Man checking into hospital incurring healthcare costs because he did not take care of his hearing loss.

The effect hearing loss has on overall health has been studied for years. Finding out what untreated hearing loss can do to your healthcare spending is the aim of a new study. Consumers, as well as the medical profession, are searching for ways to reduce the soaring costs of healthcare. A study put out on November 8, 2018, says a solution as simple as managing your hearing loss can help significantly.

How Health is Affected by Hearing Loss

There are hidden risks with untreated hearing loss, as reported by Johns Hopkins Medicine. After 12 years of tracking it, researchers discovered that there was a significant effect on brain health in adults with mild to severe hearing loss. For example:

  • Somebody with minor hearing loss has two times the risk of dementia
  • Dementia is five times more likely in somebody who has severe hearing loss
  • Someone with moderate hearing loss triples their risk of dementia

The study reveals that the brain atrophies at a faster pace when a person has hearing loss. The brain needs to work harder to do things like maintaining balance, and that puts stress on it that can lead to injury.

Poor hearing has an impact on quality of life, as well. Stress and anxiety are more likely in a person who doesn’t hear well. They are also prone to have depression. More expensive medical bills are the result of all of these factors.

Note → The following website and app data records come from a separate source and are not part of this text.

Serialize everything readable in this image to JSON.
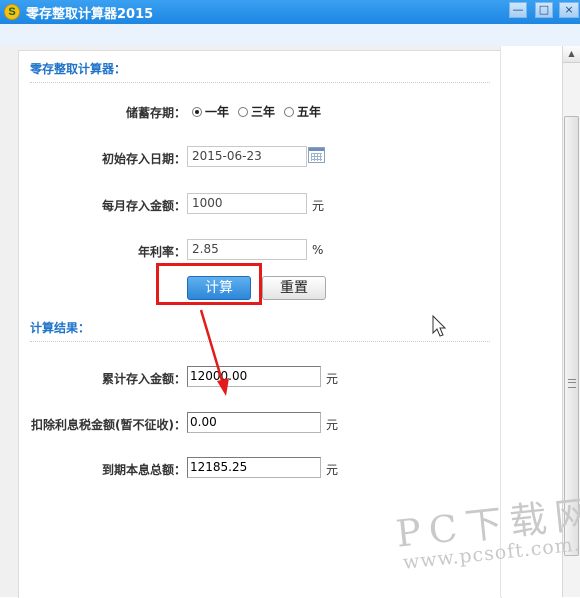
{
  "window": {
    "app_icon": "S",
    "title": "零存整取计算器2015",
    "minimize_icon": "—",
    "maximize_icon": "□",
    "close_icon": "×"
  },
  "form": {
    "section_title": "零存整取计算器：",
    "term": {
      "label": "储蓄存期：",
      "options": [
        "一年",
        "三年",
        "五年"
      ],
      "selected": "一年"
    },
    "start_date": {
      "label": "初始存入日期：",
      "value": "2015-06-23"
    },
    "monthly_deposit": {
      "label": "每月存入金额：",
      "value": "1000",
      "unit": "元"
    },
    "annual_rate": {
      "label": "年利率：",
      "value": "2.85",
      "unit": "%"
    },
    "calculate_label": "计算",
    "reset_label": "重置"
  },
  "results": {
    "section_title": "计算结果：",
    "total_deposit": {
      "label": "累计存入金额：",
      "value": "12000.00",
      "unit": "元"
    },
    "interest_tax": {
      "label": "扣除利息税金额(暂不征收)：",
      "value": "0.00",
      "unit": "元"
    },
    "maturity_total": {
      "label": "到期本息总额：",
      "value": "12185.25",
      "unit": "元"
    }
  },
  "watermark": {
    "brand": "PC下载网",
    "url": "www.pcsoft.com.cn"
  },
  "colors": {
    "titlebar": "#1d86e3",
    "section_title": "#1f73c9",
    "highlight": "#e41b1b",
    "calc_button": "#2c86d9"
  }
}
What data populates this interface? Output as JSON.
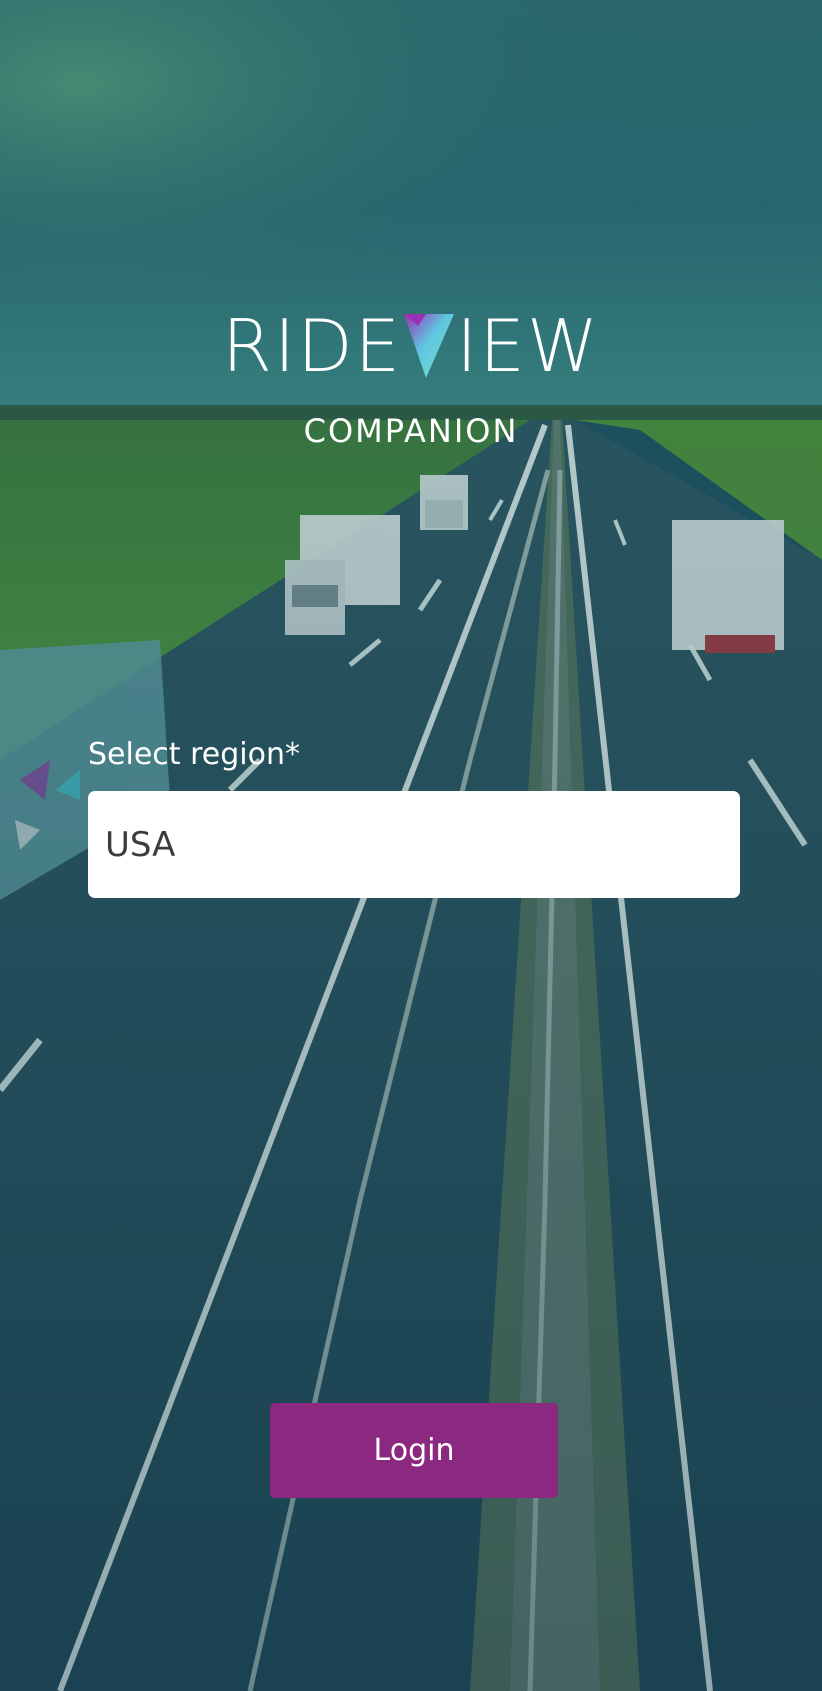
{
  "app": {
    "logo_left": "RIDE",
    "logo_right": "IEW",
    "logo_subtitle": "COMPANION"
  },
  "form": {
    "region_label": "Select region*",
    "region_value": "USA"
  },
  "actions": {
    "login_label": "Login"
  },
  "colors": {
    "button": "#8b2880",
    "overlay_top": "#2a6a6a",
    "overlay_bottom": "#1c4a5c",
    "logo_v_purple": "#9b2fb6",
    "logo_v_teal": "#5fd6d6"
  }
}
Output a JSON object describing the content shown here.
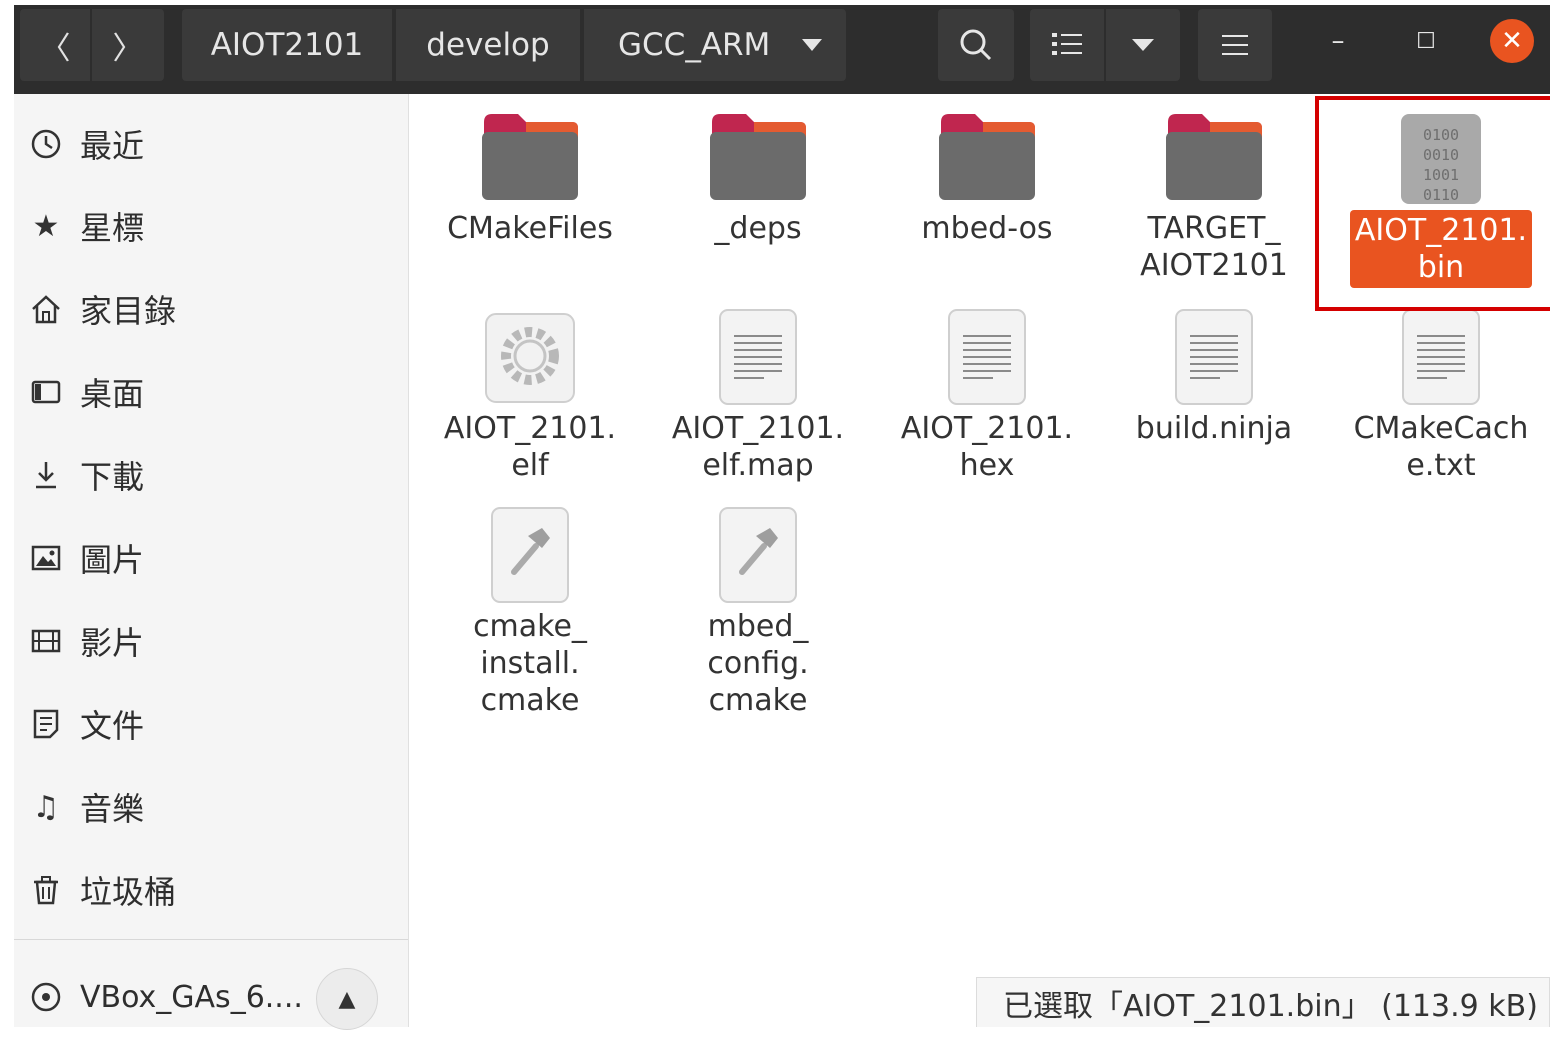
{
  "toolbar": {
    "back_icon": "chevron-left-icon",
    "forward_icon": "chevron-right-icon",
    "breadcrumbs": [
      "AIOT2101",
      "develop",
      "GCC_ARM"
    ],
    "search_icon": "search-icon",
    "view_icon": "list-view-icon",
    "sort_icon": "chevron-down-icon",
    "menu_icon": "hamburger-menu-icon"
  },
  "window_controls": {
    "minimize": "–",
    "maximize": "☐",
    "close": "✕"
  },
  "sidebar": {
    "items": [
      {
        "label": "最近",
        "icon": "clock-icon"
      },
      {
        "label": "星標",
        "icon": "star-icon"
      },
      {
        "label": "家目錄",
        "icon": "home-icon"
      },
      {
        "label": "桌面",
        "icon": "desktop-icon"
      },
      {
        "label": "下載",
        "icon": "download-icon"
      },
      {
        "label": "圖片",
        "icon": "image-icon"
      },
      {
        "label": "影片",
        "icon": "film-icon"
      },
      {
        "label": "文件",
        "icon": "document-icon"
      },
      {
        "label": "音樂",
        "icon": "music-icon"
      },
      {
        "label": "垃圾桶",
        "icon": "trash-icon"
      }
    ],
    "device": {
      "label": "VBox_GAs_6....",
      "icon": "disc-icon",
      "eject_icon": "eject-icon"
    }
  },
  "files": [
    {
      "name": "CMakeFiles",
      "type": "folder"
    },
    {
      "name": "_deps",
      "type": "folder"
    },
    {
      "name": "mbed-os",
      "type": "folder"
    },
    {
      "name": "TARGET_\nAIOT2101",
      "type": "folder"
    },
    {
      "name": "AIOT_2101.\nbin",
      "type": "binary",
      "selected": true
    },
    {
      "name": "AIOT_2101.\nelf",
      "type": "executable"
    },
    {
      "name": "AIOT_2101.\nelf.map",
      "type": "text"
    },
    {
      "name": "AIOT_2101.\nhex",
      "type": "text"
    },
    {
      "name": "build.ninja",
      "type": "text"
    },
    {
      "name": "CMakeCach\ne.txt",
      "type": "text"
    },
    {
      "name": "cmake_\ninstall.\ncmake",
      "type": "script"
    },
    {
      "name": "mbed_\nconfig.\ncmake",
      "type": "script"
    }
  ],
  "status": {
    "text": "已選取「AIOT_2101.bin」 (113.9 kB)"
  },
  "colors": {
    "accent": "#e95420",
    "titlebar": "#2d2d2d",
    "highlight_box": "#d40000"
  }
}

The Newest Study

The newest study published November in the Journal of the American Medical Association (JAMA) shows that not dealing with hearing loss is a budget buster, too. The University of California San Fransisco, Johns Hopkins with AARP, and Optum Labs also ran this study.

77,000 to 150,000 patients who had untreated hearing loss were analyzed. People with normal hearing generated 26 percent less health care costs compared to people who were recently diagnosed with hearing loss.

That amount continues to grow as time goes by. Over a decade, healthcare costs increase by 46 percent. When you break those numbers down, they average $22,434 per person.

Some factors that are involved in the increase are:

  • Depression
  • Dementia
  • Decline of cognitive ability
  • Falls
  • Lower quality of life

A connection between untreated hearing loss and an increased rate of mortality is suggested by a second study done by the Bloomberg School. They also found that people with untreated hearing loss had:

  • 3.2 more diagnoses of dementia per 100 over the course of 10 years
  • 6.9 more diagnoses of depression
  • 3.6 more falls

Those stats match with the research by Johns Hopkins.

Hearing Loss is Increasing

According to the National Institute of Deafness and Other Communication Disorders:

  • Around 15 percent of young people 18 years old have difficulty hearing
  • Approximately 2 percent of individuals at the ages of 45 to 54 are noticeably deaf
  • Up to 8.5 percent of 55-to-64-year-olds have loss of hearing
  • Currently, two to three out of every 1,000 children has loss of hearing

The number rises to 25 percent for individuals aged 65 to 74 and 50 percent for anybody over the age of 74. In the future, those numbers are anticipated to go up. As many as 38 million individuals in this country could have hearing loss by 2060.

Using hearing aids can alter these numbers, though, which the study doesn’t indicate. What is known is that some health problems associated with hearing loss can be decreased by using hearing aids. To determine whether wearing hearing aids diminishes the cost of healthcare, further studies are needed. It seems obvious there are more reasons to use them than not. Schedule an appointment with a hearing care specialist to see if hearing aids help you.